→ **Work instruction**: Output each entry in full so that the result matches the data exactly.

→ **Input records**:
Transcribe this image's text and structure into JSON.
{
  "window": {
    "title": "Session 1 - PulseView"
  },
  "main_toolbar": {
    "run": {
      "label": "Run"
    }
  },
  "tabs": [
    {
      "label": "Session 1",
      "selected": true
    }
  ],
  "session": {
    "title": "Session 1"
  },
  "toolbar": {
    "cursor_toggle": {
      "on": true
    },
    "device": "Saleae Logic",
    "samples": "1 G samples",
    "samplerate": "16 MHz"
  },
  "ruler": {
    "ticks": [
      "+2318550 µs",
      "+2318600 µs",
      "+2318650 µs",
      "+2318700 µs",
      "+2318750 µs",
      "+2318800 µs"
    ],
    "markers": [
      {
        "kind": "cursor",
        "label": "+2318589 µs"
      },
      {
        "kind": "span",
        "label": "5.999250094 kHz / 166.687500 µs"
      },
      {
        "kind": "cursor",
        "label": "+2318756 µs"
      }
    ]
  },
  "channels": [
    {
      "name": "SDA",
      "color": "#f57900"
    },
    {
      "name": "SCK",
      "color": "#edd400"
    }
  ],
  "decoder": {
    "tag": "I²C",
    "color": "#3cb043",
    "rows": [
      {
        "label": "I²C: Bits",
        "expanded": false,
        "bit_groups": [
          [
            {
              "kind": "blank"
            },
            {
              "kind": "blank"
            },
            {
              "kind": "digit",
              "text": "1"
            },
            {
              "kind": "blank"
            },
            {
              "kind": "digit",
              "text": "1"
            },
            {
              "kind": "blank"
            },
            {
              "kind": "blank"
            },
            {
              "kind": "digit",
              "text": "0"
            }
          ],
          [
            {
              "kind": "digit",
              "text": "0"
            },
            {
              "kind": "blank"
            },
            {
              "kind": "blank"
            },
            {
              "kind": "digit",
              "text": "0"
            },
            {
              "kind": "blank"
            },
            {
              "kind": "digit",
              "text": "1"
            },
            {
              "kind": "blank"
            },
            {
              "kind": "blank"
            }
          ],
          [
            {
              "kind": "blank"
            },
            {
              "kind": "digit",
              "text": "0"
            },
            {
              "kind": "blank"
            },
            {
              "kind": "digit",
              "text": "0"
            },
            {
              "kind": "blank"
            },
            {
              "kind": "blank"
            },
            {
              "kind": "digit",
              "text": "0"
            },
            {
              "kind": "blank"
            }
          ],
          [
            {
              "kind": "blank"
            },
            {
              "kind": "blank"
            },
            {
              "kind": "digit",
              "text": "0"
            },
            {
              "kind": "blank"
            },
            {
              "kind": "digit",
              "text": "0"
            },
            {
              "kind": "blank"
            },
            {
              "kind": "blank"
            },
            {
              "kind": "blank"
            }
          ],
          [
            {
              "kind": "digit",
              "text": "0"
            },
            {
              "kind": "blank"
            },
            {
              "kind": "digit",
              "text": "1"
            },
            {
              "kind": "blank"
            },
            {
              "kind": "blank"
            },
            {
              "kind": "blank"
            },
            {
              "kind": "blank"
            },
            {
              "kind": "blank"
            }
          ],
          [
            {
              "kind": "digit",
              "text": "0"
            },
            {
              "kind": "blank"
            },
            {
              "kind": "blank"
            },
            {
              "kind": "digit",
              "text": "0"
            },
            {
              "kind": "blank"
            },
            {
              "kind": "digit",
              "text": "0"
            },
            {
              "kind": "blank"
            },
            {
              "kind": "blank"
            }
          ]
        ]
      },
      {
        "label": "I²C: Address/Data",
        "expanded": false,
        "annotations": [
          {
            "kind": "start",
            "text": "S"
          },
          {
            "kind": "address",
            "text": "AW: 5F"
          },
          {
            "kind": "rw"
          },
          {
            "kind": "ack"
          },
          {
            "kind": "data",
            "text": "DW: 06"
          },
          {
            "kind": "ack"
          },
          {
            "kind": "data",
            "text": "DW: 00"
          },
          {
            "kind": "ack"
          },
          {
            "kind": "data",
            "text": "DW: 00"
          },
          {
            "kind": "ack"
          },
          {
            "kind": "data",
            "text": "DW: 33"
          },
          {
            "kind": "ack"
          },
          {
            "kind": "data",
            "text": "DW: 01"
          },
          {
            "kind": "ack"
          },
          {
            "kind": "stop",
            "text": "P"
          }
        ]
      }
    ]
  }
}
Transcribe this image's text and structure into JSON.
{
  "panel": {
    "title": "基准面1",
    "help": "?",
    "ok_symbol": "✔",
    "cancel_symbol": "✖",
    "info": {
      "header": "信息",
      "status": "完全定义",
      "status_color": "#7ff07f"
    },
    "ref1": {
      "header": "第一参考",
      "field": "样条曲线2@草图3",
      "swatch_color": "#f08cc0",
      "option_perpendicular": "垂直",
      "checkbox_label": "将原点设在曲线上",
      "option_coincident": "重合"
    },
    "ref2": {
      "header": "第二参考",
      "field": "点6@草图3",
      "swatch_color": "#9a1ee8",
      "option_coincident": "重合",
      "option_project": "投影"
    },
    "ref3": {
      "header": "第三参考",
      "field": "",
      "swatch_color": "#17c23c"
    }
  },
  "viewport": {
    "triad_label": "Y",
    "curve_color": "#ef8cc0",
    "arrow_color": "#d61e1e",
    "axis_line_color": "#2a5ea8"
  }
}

→ **Answer to this exercise**:
Transcribe this image's text and structure into JSON.
{
  "window": {
    "title": "Session 1 - PulseView"
  },
  "main_toolbar": {
    "run": {
      "label": "Run"
    }
  },
  "tabs": [
    {
      "label": "Session 1",
      "selected": true
    }
  ],
  "session": {
    "title": "Session 1"
  },
  "toolbar": {
    "cursor_toggle": {
      "on": true
    },
    "device": "Saleae Logic",
    "samples": "1 G samples",
    "samplerate": "16 MHz"
  },
  "ruler": {
    "ticks": [
      "+2318550 µs",
      "+2318600 µs",
      "+2318650 µs",
      "+2318700 µs",
      "+2318750 µs",
      "+2318800 µs"
    ],
    "markers": [
      {
        "kind": "cursor",
        "label": "+2318589 µs"
      },
      {
        "kind": "span",
        "label": "5.999250094 kHz / 166.687500 µs"
      },
      {
        "kind": "cursor",
        "label": "+2318756 µs"
      }
    ]
  },
  "channels": [
    {
      "name": "SDA",
      "color": "#f57900"
    },
    {
      "name": "SCK",
      "color": "#edd400"
    }
  ],
  "decoder": {
    "tag": "I²C",
    "color": "#3cb043",
    "rows": [
      {
        "label": "I²C: Bits",
        "expanded": false,
        "bit_groups": [
          [
            {
              "kind": "blank"
            },
            {
              "kind": "blank"
            },
            {
              "kind": "digit",
              "text": "1"
            },
            {
              "kind": "blank"
            },
            {
              "kind": "digit",
              "text": "1"
            },
            {
              "kind": "blank"
            },
            {
              "kind": "blank"
            },
            {
              "kind": "digit",
              "text": "0"
            }
          ],
          [
            {
              "kind": "digit",
              "text": "0"
            },
            {
              "kind": "blank"
            },
            {
              "kind": "blank"
            },
            {
              "kind": "digit",
              "text": "0"
            },
            {
              "kind": "blank"
            },
            {
              "kind": "digit",
              "text": "1"
            },
            {
              "kind": "blank"
            },
            {
              "kind": "blank"
            }
          ],
          [
            {
              "kind": "blank"
            },
            {
              "kind": "digit",
              "text": "0"
            },
            {
              "kind": "blank"
            },
            {
              "kind": "digit",
              "text": "0"
            },
            {
              "kind": "blank"
            },
            {
              "kind": "blank"
            },
            {
              "kind": "digit",
              "text": "0"
            },
            {
              "kind": "blank"
            }
          ],
          [
            {
              "kind": "blank"
            },
            {
              "kind": "blank"
            },
            {
              "kind": "digit",
              "text": "0"
            },
            {
              "kind": "blank"
            },
            {
              "kind": "digit",
              "text": "0"
            },
            {
              "kind": "blank"
            },
            {
              "kind": "blank"
            },
            {
              "kind": "blank"
            }
          ],
          [
            {
              "kind": "digit",
              "text": "0"
            },
            {
              "kind": "blank"
            },
            {
              "kind": "digit",
              "text": "1"
            },
            {
              "kind": "blank"
            },
            {
              "kind": "blank"
            },
            {
              "kind": "blank"
            },
            {
              "kind": "blank"
            },
            {
              "kind": "blank"
            }
          ],
          [
            {
              "kind": "digit",
              "text": "0"
            },
            {
              "kind": "blank"
            },
            {
              "kind": "blank"
            },
            {
              "kind": "digit",
              "text": "0"
            },
            {
              "kind": "blank"
            },
            {
              "kind": "digit",
              "text": "0"
            },
            {
              "kind": "blank"
            },
            {
              "kind": "blank"
            }
          ]
        ]
      },
      {
        "label": "I²C: Address/Data",
        "expanded": false,
        "annotations": [
          {
            "kind": "start",
            "text": "S"
          },
          {
            "kind": "address",
            "text": "AW: 5F"
          },
          {
            "kind": "rw"
          },
          {
            "kind": "ack"
          },
          {
            "kind": "data",
            "text": "DW: 06"
          },
          {
            "kind": "ack"
          },
          {
            "kind": "data",
            "text": "DW: 00"
          },
          {
            "kind": "ack"
          },
          {
            "kind": "data",
            "text": "DW: 00"
          },
          {
            "kind": "ack"
          },
          {
            "kind": "data",
            "text": "DW: 33"
          },
          {
            "kind": "ack"
          },
          {
            "kind": "data",
            "text": "DW: 01"
          },
          {
            "kind": "ack"
          },
          {
            "kind": "stop",
            "text": "P"
          }
        ]
      }
    ]
  }
}
Transcribe this image's text and structure into JSON.
{
  "panel": {
    "title": "基准面1",
    "help": "?",
    "ok_symbol": "✔",
    "cancel_symbol": "✖",
    "info": {
      "header": "信息",
      "status": "完全定义",
      "status_color": "#7ff07f"
    },
    "ref1": {
      "header": "第一参考",
      "field": "样条曲线2@草图3",
      "swatch_color": "#f08cc0",
      "option_perpendicular": "垂直",
      "checkbox_label": "将原点设在曲线上",
      "option_coincident": "重合"
    },
    "ref2": {
      "header": "第二参考",
      "field": "点6@草图3",
      "swatch_color": "#9a1ee8",
      "option_coincident": "重合",
      "option_project": "投影"
    },
    "ref3": {
      "header": "第三参考",
      "field": "",
      "swatch_color": "#17c23c"
    }
  },
  "viewport": {
    "triad_label": "Y",
    "curve_color": "#ef8cc0",
    "arrow_color": "#d61e1e",
    "axis_line_color": "#2a5ea8"
  }
}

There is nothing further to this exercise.